AIM OF THE EXERCISE: Extract all lines from the data beneath that include the word "number".

▽

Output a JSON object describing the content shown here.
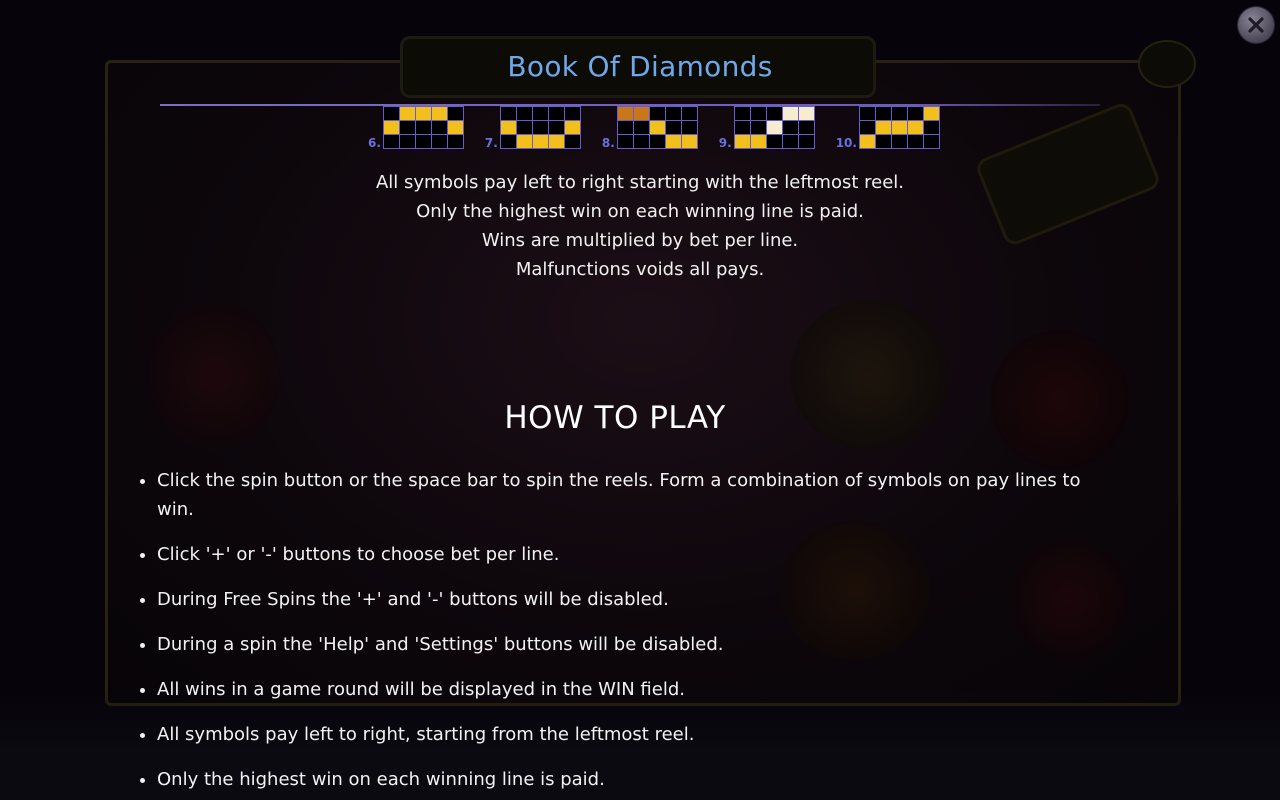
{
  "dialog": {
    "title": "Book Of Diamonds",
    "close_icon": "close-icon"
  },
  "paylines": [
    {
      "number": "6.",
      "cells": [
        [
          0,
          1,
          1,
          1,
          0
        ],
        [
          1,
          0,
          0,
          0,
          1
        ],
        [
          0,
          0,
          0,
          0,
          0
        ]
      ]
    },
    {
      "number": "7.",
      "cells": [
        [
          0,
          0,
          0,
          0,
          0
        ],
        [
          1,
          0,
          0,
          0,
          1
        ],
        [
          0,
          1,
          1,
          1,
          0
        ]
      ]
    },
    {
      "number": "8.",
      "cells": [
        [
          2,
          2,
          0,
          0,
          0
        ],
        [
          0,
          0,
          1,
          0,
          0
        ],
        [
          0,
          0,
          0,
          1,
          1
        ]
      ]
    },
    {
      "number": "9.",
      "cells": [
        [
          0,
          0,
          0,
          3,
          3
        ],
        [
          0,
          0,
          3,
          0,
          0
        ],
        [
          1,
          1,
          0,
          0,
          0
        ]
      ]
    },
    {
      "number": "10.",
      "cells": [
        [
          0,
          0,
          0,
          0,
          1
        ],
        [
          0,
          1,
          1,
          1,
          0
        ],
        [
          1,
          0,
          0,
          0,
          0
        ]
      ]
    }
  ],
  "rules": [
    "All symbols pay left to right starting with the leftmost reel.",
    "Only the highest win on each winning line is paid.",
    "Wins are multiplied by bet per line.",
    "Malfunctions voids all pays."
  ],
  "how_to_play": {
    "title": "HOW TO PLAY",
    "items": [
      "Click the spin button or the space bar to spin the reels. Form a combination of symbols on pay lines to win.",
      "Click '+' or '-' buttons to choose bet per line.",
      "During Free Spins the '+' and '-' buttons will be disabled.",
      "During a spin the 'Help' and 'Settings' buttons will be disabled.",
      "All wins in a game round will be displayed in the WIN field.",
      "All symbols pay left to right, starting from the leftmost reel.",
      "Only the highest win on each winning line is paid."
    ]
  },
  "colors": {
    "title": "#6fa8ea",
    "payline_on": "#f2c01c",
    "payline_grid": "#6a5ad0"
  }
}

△

EXERCISE ANSWER:
      "number": "6.",
      "number": "7.",
      "number": "8.",
      "number": "9.",
      "number": "10.",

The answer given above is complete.